(Prompt): Everything in the records below should be printed exactly, except the pictures.

====================

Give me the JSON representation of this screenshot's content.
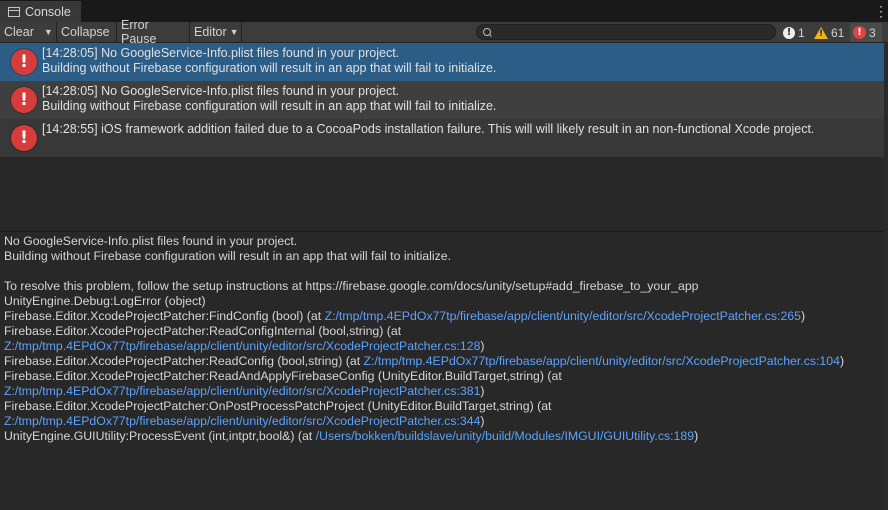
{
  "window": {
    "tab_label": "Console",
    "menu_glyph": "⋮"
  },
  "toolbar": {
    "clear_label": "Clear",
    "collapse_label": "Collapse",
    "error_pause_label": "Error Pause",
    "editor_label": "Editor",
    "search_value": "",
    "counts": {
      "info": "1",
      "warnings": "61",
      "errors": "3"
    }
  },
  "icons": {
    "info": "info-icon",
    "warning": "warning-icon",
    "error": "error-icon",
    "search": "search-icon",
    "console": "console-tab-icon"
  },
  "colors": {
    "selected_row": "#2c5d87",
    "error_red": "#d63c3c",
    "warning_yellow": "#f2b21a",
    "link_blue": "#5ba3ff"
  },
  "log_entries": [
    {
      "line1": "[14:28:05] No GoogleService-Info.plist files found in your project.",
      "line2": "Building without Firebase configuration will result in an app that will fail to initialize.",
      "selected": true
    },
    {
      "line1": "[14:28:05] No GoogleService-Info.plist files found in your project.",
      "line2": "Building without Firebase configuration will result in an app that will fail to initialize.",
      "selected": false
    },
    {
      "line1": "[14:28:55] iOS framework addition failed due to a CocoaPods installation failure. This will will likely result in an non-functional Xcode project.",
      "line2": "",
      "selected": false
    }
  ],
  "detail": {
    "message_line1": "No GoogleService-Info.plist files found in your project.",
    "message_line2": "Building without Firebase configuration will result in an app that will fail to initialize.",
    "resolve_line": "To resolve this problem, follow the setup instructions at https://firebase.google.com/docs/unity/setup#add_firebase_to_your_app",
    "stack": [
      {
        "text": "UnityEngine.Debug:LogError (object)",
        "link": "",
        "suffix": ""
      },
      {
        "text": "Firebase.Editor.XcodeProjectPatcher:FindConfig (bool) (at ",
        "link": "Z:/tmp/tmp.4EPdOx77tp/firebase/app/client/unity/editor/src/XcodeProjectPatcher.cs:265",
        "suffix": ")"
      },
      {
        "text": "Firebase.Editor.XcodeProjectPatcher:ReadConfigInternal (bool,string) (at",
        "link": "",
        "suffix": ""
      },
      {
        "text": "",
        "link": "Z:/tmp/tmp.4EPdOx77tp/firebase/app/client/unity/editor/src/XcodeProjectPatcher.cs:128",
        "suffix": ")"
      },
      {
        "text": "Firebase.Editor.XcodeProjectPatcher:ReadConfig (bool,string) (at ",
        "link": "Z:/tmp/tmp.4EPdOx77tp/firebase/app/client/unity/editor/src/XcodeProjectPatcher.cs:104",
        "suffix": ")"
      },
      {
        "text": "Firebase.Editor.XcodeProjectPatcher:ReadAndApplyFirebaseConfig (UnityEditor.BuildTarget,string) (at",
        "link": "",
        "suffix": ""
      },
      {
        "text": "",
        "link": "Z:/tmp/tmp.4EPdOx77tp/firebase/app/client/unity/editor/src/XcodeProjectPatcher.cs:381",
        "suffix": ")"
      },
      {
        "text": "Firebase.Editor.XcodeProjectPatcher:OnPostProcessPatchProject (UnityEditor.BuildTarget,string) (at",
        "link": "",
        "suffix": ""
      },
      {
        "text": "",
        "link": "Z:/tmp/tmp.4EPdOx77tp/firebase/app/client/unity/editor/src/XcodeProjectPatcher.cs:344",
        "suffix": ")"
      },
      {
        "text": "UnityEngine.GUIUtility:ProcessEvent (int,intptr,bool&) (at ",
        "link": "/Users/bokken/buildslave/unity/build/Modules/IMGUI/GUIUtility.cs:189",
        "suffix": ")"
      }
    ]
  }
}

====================

(Exercise answer):
Give me the JSON representation of this screenshot's content.
{
  "window": {
    "tab_label": "Console",
    "menu_glyph": "⋮"
  },
  "toolbar": {
    "clear_label": "Clear",
    "collapse_label": "Collapse",
    "error_pause_label": "Error Pause",
    "editor_label": "Editor",
    "search_value": "",
    "counts": {
      "info": "1",
      "warnings": "61",
      "errors": "3"
    }
  },
  "icons": {
    "info": "info-icon",
    "warning": "warning-icon",
    "error": "error-icon",
    "search": "search-icon",
    "console": "console-tab-icon"
  },
  "colors": {
    "selected_row": "#2c5d87",
    "error_red": "#d63c3c",
    "warning_yellow": "#f2b21a",
    "link_blue": "#5ba3ff"
  },
  "log_entries": [
    {
      "line1": "[14:28:05] No GoogleService-Info.plist files found in your project.",
      "line2": "Building without Firebase configuration will result in an app that will fail to initialize.",
      "selected": true
    },
    {
      "line1": "[14:28:05] No GoogleService-Info.plist files found in your project.",
      "line2": "Building without Firebase configuration will result in an app that will fail to initialize.",
      "selected": false
    },
    {
      "line1": "[14:28:55] iOS framework addition failed due to a CocoaPods installation failure. This will will likely result in an non-functional Xcode project.",
      "line2": "",
      "selected": false
    }
  ],
  "detail": {
    "message_line1": "No GoogleService-Info.plist files found in your project.",
    "message_line2": "Building without Firebase configuration will result in an app that will fail to initialize.",
    "resolve_line": "To resolve this problem, follow the setup instructions at https://firebase.google.com/docs/unity/setup#add_firebase_to_your_app",
    "stack": [
      {
        "text": "UnityEngine.Debug:LogError (object)",
        "link": "",
        "suffix": ""
      },
      {
        "text": "Firebase.Editor.XcodeProjectPatcher:FindConfig (bool) (at ",
        "link": "Z:/tmp/tmp.4EPdOx77tp/firebase/app/client/unity/editor/src/XcodeProjectPatcher.cs:265",
        "suffix": ")"
      },
      {
        "text": "Firebase.Editor.XcodeProjectPatcher:ReadConfigInternal (bool,string) (at",
        "link": "",
        "suffix": ""
      },
      {
        "text": "",
        "link": "Z:/tmp/tmp.4EPdOx77tp/firebase/app/client/unity/editor/src/XcodeProjectPatcher.cs:128",
        "suffix": ")"
      },
      {
        "text": "Firebase.Editor.XcodeProjectPatcher:ReadConfig (bool,string) (at ",
        "link": "Z:/tmp/tmp.4EPdOx77tp/firebase/app/client/unity/editor/src/XcodeProjectPatcher.cs:104",
        "suffix": ")"
      },
      {
        "text": "Firebase.Editor.XcodeProjectPatcher:ReadAndApplyFirebaseConfig (UnityEditor.BuildTarget,string) (at",
        "link": "",
        "suffix": ""
      },
      {
        "text": "",
        "link": "Z:/tmp/tmp.4EPdOx77tp/firebase/app/client/unity/editor/src/XcodeProjectPatcher.cs:381",
        "suffix": ")"
      },
      {
        "text": "Firebase.Editor.XcodeProjectPatcher:OnPostProcessPatchProject (UnityEditor.BuildTarget,string) (at",
        "link": "",
        "suffix": ""
      },
      {
        "text": "",
        "link": "Z:/tmp/tmp.4EPdOx77tp/firebase/app/client/unity/editor/src/XcodeProjectPatcher.cs:344",
        "suffix": ")"
      },
      {
        "text": "UnityEngine.GUIUtility:ProcessEvent (int,intptr,bool&) (at ",
        "link": "/Users/bokken/buildslave/unity/build/Modules/IMGUI/GUIUtility.cs:189",
        "suffix": ")"
      }
    ]
  }
}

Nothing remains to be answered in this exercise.